Last week, I had a chance to pitch for the Linköping Dragon Nest competition. It made me reflect on going outside my comfort zone. I am going to record here my impression of the event as well as what worked for me in the past to get more comfortable with public speaking.

Dragon nest

The format of the event was similar to that of a TV show. Five people representing five projects pitched to judges—the dragons. Judges were representatives of an energy company and a municipality, as well as property developers and managers of Linköping.

We each pitched for 10 minutes and then were left to fend for ourselves during the question round. In the end, each of the judges was asked if they wanted to continue the discussion with the potential to get a testbed voucher of value 20000 SEK.

The theme was sustainability, and the goal was to find partners willing to work on innovative projects.


I pitched our Blive project with the hope of getting some chargers we would get to work with. While waiting for my turn to pitch, I was of course nervous. My hands shook, and my breaths were short.

At the same time, I thought to myself how far I have come regarding stage fright.

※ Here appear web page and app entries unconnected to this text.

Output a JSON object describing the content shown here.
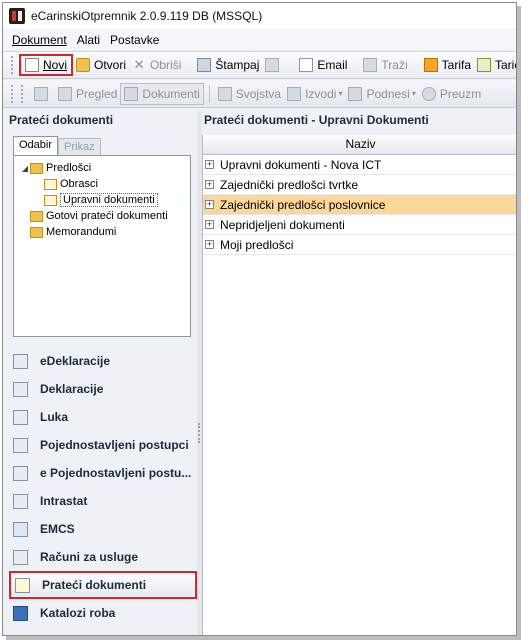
{
  "window": {
    "title": "eCarinskiOtpremnik 2.0.9.119 DB (MSSQL)"
  },
  "menu": {
    "items": [
      "Dokument",
      "Alati",
      "Postavke"
    ]
  },
  "toolbar1": {
    "new": "Novi",
    "open": "Otvori",
    "delete": "Obriši",
    "print": "Štampaj",
    "email": "Email",
    "search": "Traži",
    "tariff": "Tarifa",
    "taric": "Taric"
  },
  "toolbar2": {
    "preview": "Pregled",
    "documents": "Dokumenti",
    "properties": "Svojstva",
    "reports": "Izvodi",
    "submissions": "Podnesi",
    "download": "Preuzm"
  },
  "left": {
    "header": "Prateći dokumenti",
    "tabs": [
      "Odabir",
      "Prikaz"
    ],
    "tree": [
      "Predlošci",
      "Obrasci",
      "Upravni dokumenti",
      "Gotovi prateći dokumenti",
      "Memorandumi"
    ]
  },
  "nav": {
    "items": [
      "eDeklaracije",
      "Deklaracije",
      "Luka",
      "Pojednostavljeni postupci",
      "e Pojednostavljeni postu...",
      "Intrastat",
      "EMCS",
      "Računi za usluge",
      "Prateći dokumenti",
      "Katalozi roba"
    ]
  },
  "right": {
    "header": "Prateći dokumenti - Upravni Dokumenti",
    "column": "Naziv",
    "rows": [
      "Upravni dokumenti - Nova ICT",
      "Zajednički predlošci tvrtke",
      "Zajednički predlošci poslovnice",
      "Nepridjeljeni dokumenti",
      "Moji predlošci"
    ],
    "selected_row": 2
  },
  "colors": {
    "highlight": "#d3262b",
    "selection": "#fbd79a"
  }
}
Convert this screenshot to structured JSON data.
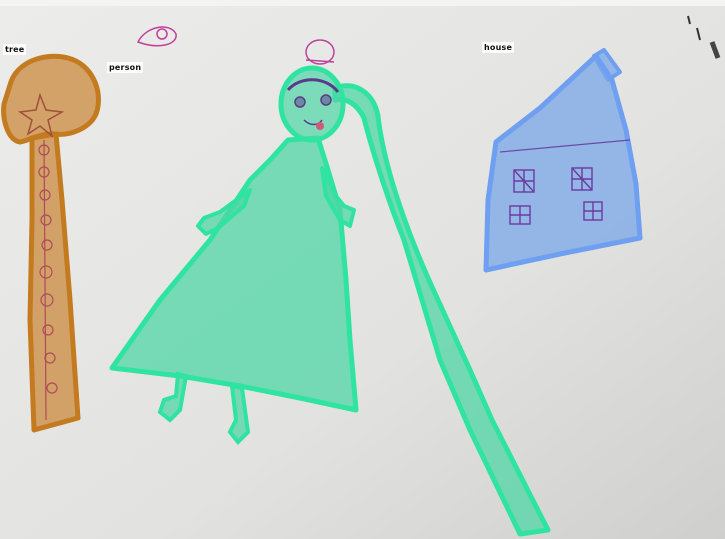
{
  "labels": {
    "tree": "tree",
    "person": "person",
    "house": "house"
  },
  "colors": {
    "tree_fill": "#c98a3e",
    "tree_stroke": "#c47a1e",
    "person_fill": "#4fd6a6",
    "person_stroke": "#2fe3a0",
    "house_fill": "#7aa7e8",
    "house_stroke": "#6e9ff0",
    "paper": "#e6e6e4",
    "pencil_purple": "#7a3fa0",
    "pencil_pink": "#c0409a"
  }
}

I am quite an introverted person like many engineers are. I prefer to sit behind my laptop in my basement and solve puzzles for a living. So what was I doing in a room full of strangers during the event in a language I am not fluent in (I did get to pitch in English luckily, but the rest of the event was in Swedish)?

What worked

Many of the individual pushes came naturally, but they were all incremental and continued to push me further out of my comfort zone.


Moving out from my parents’ home was the first big step on this journey. I don’t think I appreciated at the time how helpful this aspect of my studies was going to be for my career and life in general. I actually think that the quality of school matters way less than the fact that I had to learn to plan stuff like groceries, time management, and transportation when thrust into a completely foreign town.

Moving to Sweden

Moving to another town within the same country was a challenge. The next step was to move to a country where I didn’t speak the local language. Everyday things are different, too. For example, not only traditional milk is sold in milk cartons—I vividly remember the breakfast I found out!

Starting a Meetup Group

After hearing another version of the advice about creating your luck, I started my meetup group. I highly recommend doing that. It helped me to find friends, see many cool locations and push me to train public speaking.

Founding a Business

Founding Beaver Codes not only taught me about things such as accounting and contracts but also allowed me to interact with people outside of my software bubble. The people I met that way count as my best friends now.

Giving YouTube a Try

When I was learning about blockchain, I started building up a YouTube channel that made me more comfortable with the small number of potential viewers. Although that one didn’t really stick, I am still very happy I did it.

Taking on a Business Role

This point was true when I worked for companies but was accelerated especially now with Blive. My co-founder Simon and I are responsible for making the business work, which means cold calling, presenting at events, and talking about the charging space.


To sum up, I am very glad I went through this journey of increasing short-term discomfort. 🙂 The result of last week’s pitch is connections to folks we might work with in the future, which was the main goal for us! So, although I still prefer to solve the puzzles in my basement due to the continuous push out of my comfort zone, I get to work on more fun puzzles!